─── INFORMATION PROVIDED
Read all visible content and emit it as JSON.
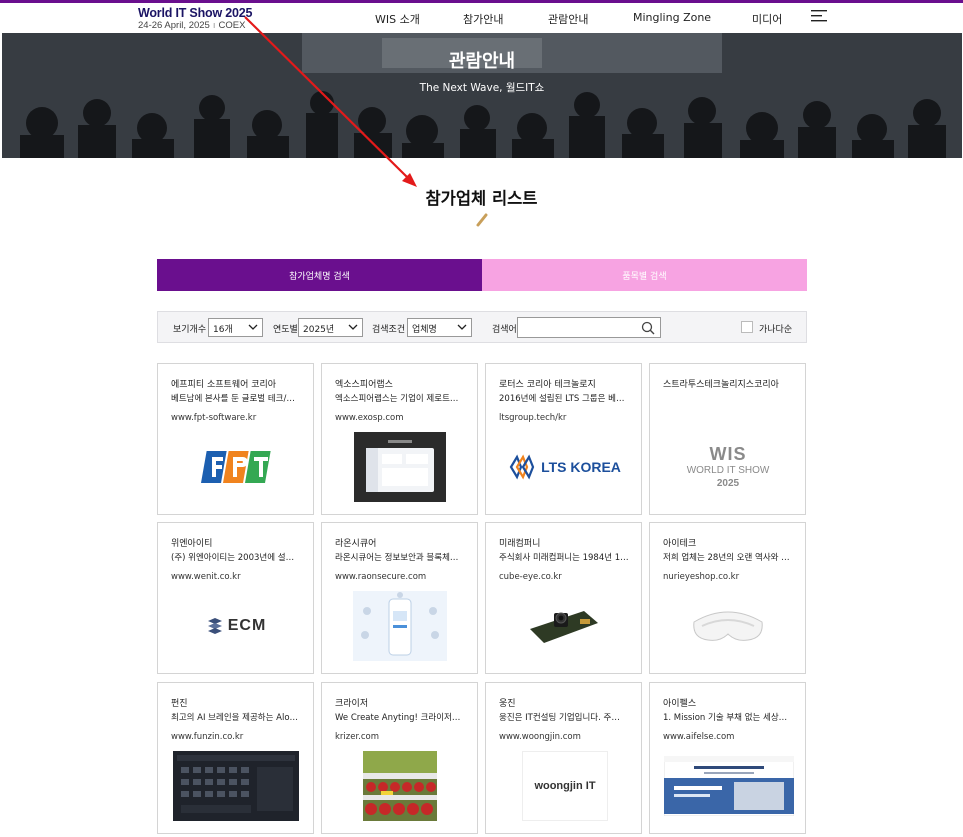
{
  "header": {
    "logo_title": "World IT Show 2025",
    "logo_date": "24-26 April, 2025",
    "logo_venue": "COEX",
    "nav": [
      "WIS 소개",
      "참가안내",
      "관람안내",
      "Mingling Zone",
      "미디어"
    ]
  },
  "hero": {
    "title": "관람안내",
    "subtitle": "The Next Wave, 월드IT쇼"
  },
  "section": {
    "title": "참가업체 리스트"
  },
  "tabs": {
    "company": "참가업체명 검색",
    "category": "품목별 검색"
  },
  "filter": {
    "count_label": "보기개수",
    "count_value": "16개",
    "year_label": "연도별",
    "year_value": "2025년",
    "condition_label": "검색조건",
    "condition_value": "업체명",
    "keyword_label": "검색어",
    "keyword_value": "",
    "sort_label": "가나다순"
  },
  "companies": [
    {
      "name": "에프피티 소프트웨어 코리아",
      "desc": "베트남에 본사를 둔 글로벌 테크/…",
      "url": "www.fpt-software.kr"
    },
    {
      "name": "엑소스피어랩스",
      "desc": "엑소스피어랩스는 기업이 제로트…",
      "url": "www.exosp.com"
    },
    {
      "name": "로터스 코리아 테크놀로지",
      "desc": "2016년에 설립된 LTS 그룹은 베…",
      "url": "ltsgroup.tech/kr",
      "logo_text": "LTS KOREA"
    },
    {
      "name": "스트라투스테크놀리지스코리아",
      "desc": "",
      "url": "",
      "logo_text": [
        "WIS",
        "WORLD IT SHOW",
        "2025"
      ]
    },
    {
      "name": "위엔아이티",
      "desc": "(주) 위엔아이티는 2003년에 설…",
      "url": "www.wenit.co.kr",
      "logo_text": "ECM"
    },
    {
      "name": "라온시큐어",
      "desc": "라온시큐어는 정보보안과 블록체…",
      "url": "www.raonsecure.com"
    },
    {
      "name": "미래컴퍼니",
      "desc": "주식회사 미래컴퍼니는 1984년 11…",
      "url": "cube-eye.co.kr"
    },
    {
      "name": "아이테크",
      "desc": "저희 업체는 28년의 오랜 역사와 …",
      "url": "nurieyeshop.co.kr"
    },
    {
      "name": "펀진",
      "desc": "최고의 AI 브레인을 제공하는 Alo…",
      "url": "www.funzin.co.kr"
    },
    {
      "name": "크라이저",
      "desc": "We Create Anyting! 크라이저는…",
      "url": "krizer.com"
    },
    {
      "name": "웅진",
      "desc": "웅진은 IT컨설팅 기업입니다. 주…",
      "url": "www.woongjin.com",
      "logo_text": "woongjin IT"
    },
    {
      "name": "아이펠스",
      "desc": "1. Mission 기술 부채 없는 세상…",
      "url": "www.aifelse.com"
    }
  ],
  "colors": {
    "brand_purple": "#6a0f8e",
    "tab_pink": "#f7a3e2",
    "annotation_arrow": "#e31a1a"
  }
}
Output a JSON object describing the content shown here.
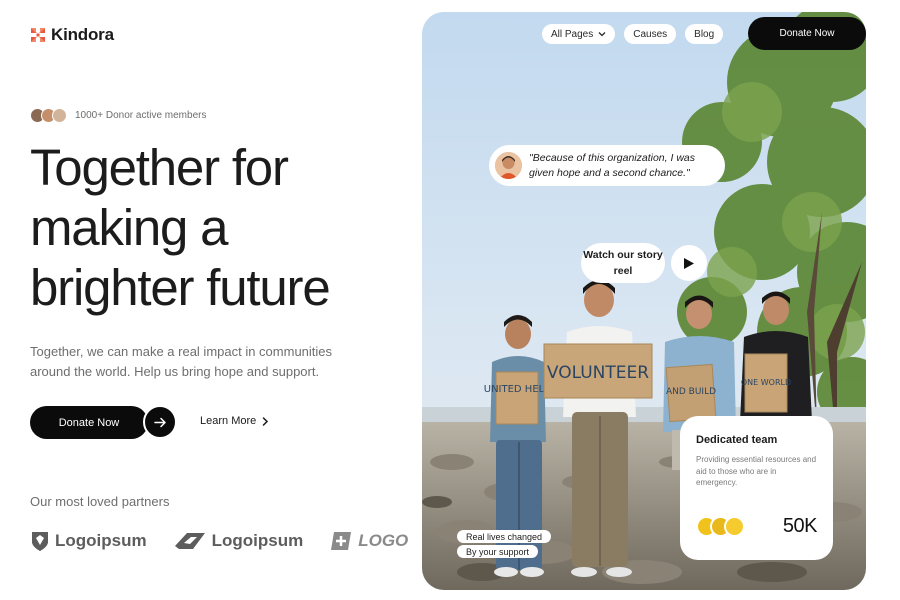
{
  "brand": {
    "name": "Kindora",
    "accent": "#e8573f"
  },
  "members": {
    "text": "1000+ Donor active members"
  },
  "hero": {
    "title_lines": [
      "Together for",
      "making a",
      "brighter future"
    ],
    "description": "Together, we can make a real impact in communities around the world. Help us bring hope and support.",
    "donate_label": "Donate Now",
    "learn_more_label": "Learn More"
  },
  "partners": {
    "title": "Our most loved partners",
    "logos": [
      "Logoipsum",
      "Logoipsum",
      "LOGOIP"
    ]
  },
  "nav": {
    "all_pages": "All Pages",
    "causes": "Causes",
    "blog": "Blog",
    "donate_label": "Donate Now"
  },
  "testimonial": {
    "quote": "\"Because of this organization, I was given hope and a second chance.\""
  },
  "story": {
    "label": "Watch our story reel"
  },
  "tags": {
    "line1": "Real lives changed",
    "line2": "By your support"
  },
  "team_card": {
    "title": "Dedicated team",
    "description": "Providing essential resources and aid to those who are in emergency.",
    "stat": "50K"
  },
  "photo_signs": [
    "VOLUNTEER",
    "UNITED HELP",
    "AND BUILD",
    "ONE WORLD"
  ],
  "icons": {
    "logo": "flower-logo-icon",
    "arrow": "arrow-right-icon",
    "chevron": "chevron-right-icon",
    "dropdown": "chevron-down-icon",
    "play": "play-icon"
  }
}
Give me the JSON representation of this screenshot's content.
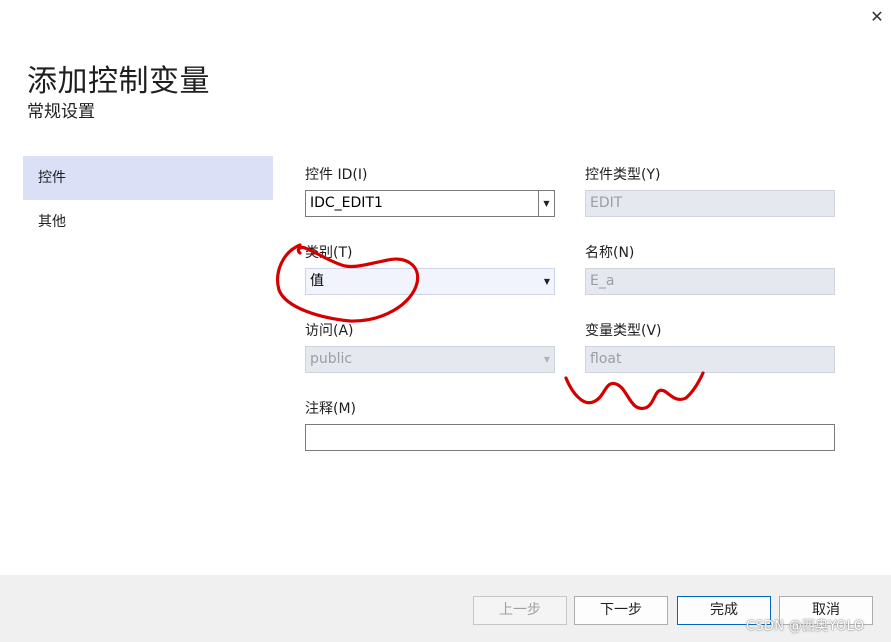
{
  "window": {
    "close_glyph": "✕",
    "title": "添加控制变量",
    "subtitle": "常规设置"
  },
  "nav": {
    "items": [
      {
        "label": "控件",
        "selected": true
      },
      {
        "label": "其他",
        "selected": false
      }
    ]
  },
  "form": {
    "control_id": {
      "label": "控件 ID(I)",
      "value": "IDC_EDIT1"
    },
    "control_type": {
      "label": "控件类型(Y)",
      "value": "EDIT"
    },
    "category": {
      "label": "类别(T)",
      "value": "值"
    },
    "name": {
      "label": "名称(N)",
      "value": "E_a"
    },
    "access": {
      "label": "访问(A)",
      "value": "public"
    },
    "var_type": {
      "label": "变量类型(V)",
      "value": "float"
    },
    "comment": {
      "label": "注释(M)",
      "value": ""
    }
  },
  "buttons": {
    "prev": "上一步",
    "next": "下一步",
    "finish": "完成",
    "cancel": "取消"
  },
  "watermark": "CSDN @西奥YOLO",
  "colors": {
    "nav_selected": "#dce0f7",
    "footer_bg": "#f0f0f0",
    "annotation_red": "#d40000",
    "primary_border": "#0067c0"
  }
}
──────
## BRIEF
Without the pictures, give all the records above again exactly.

## TASK OUTPUT
Read all visible content and emit it as JSON.
{
  "header": {
    "logo_title": "World IT Show 2025",
    "logo_date": "24-26 April, 2025",
    "logo_venue": "COEX",
    "nav": [
      "WIS 소개",
      "참가안내",
      "관람안내",
      "Mingling Zone",
      "미디어"
    ]
  },
  "hero": {
    "title": "관람안내",
    "subtitle": "The Next Wave, 월드IT쇼"
  },
  "section": {
    "title": "참가업체 리스트"
  },
  "tabs": {
    "company": "참가업체명 검색",
    "category": "품목별 검색"
  },
  "filter": {
    "count_label": "보기개수",
    "count_value": "16개",
    "year_label": "연도별",
    "year_value": "2025년",
    "condition_label": "검색조건",
    "condition_value": "업체명",
    "keyword_label": "검색어",
    "keyword_value": "",
    "sort_label": "가나다순"
  },
  "companies": [
    {
      "name": "에프피티 소프트웨어 코리아",
      "desc": "베트남에 본사를 둔 글로벌 테크/…",
      "url": "www.fpt-software.kr"
    },
    {
      "name": "엑소스피어랩스",
      "desc": "엑소스피어랩스는 기업이 제로트…",
      "url": "www.exosp.com"
    },
    {
      "name": "로터스 코리아 테크놀로지",
      "desc": "2016년에 설립된 LTS 그룹은 베…",
      "url": "ltsgroup.tech/kr",
      "logo_text": "LTS KOREA"
    },
    {
      "name": "스트라투스테크놀리지스코리아",
      "desc": "",
      "url": "",
      "logo_text": [
        "WIS",
        "WORLD IT SHOW",
        "2025"
      ]
    },
    {
      "name": "위엔아이티",
      "desc": "(주) 위엔아이티는 2003년에 설…",
      "url": "www.wenit.co.kr",
      "logo_text": "ECM"
    },
    {
      "name": "라온시큐어",
      "desc": "라온시큐어는 정보보안과 블록체…",
      "url": "www.raonsecure.com"
    },
    {
      "name": "미래컴퍼니",
      "desc": "주식회사 미래컴퍼니는 1984년 11…",
      "url": "cube-eye.co.kr"
    },
    {
      "name": "아이테크",
      "desc": "저희 업체는 28년의 오랜 역사와 …",
      "url": "nurieyeshop.co.kr"
    },
    {
      "name": "펀진",
      "desc": "최고의 AI 브레인을 제공하는 Alo…",
      "url": "www.funzin.co.kr"
    },
    {
      "name": "크라이저",
      "desc": "We Create Anyting! 크라이저는…",
      "url": "krizer.com"
    },
    {
      "name": "웅진",
      "desc": "웅진은 IT컨설팅 기업입니다. 주…",
      "url": "www.woongjin.com",
      "logo_text": "woongjin IT"
    },
    {
      "name": "아이펠스",
      "desc": "1. Mission 기술 부채 없는 세상…",
      "url": "www.aifelse.com"
    }
  ],
  "colors": {
    "brand_purple": "#6a0f8e",
    "tab_pink": "#f7a3e2",
    "annotation_arrow": "#e31a1a"
  }
}
Output a JSON object describing the content shown here.
{
  "brand": {
    "name": "Kindora",
    "accent": "#e8573f"
  },
  "members": {
    "text": "1000+ Donor active members"
  },
  "hero": {
    "title_lines": [
      "Together for",
      "making a",
      "brighter future"
    ],
    "description": "Together, we can make a real impact in communities around the world. Help us bring hope and support.",
    "donate_label": "Donate Now",
    "learn_more_label": "Learn More"
  },
  "partners": {
    "title": "Our most loved partners",
    "logos": [
      "Logoipsum",
      "Logoipsum",
      "LOGOIP"
    ]
  },
  "nav": {
    "all_pages": "All Pages",
    "causes": "Causes",
    "blog": "Blog",
    "donate_label": "Donate Now"
  },
  "testimonial": {
    "quote": "\"Because of this organization, I was given hope and a second chance.\""
  },
  "story": {
    "label": "Watch our story reel"
  },
  "tags": {
    "line1": "Real lives changed",
    "line2": "By your support"
  },
  "team_card": {
    "title": "Dedicated team",
    "description": "Providing essential resources and aid to those who are in emergency.",
    "stat": "50K"
  },
  "photo_signs": [
    "VOLUNTEER",
    "UNITED HELP",
    "AND BUILD",
    "ONE WORLD"
  ],
  "icons": {
    "logo": "flower-logo-icon",
    "arrow": "arrow-right-icon",
    "chevron": "chevron-right-icon",
    "dropdown": "chevron-down-icon",
    "play": "play-icon"
  }
}
Give me the JSON representation of this screenshot's content.
{
  "window": {
    "close_glyph": "✕",
    "title": "添加控制变量",
    "subtitle": "常规设置"
  },
  "nav": {
    "items": [
      {
        "label": "控件",
        "selected": true
      },
      {
        "label": "其他",
        "selected": false
      }
    ]
  },
  "form": {
    "control_id": {
      "label": "控件 ID(I)",
      "value": "IDC_EDIT1"
    },
    "control_type": {
      "label": "控件类型(Y)",
      "value": "EDIT"
    },
    "category": {
      "label": "类别(T)",
      "value": "值"
    },
    "name": {
      "label": "名称(N)",
      "value": "E_a"
    },
    "access": {
      "label": "访问(A)",
      "value": "public"
    },
    "var_type": {
      "label": "变量类型(V)",
      "value": "float"
    },
    "comment": {
      "label": "注释(M)",
      "value": ""
    }
  },
  "buttons": {
    "prev": "上一步",
    "next": "下一步",
    "finish": "完成",
    "cancel": "取消"
  },
  "watermark": "CSDN @西奥YOLO",
  "colors": {
    "nav_selected": "#dce0f7",
    "footer_bg": "#f0f0f0",
    "annotation_red": "#d40000",
    "primary_border": "#0067c0"
  }
}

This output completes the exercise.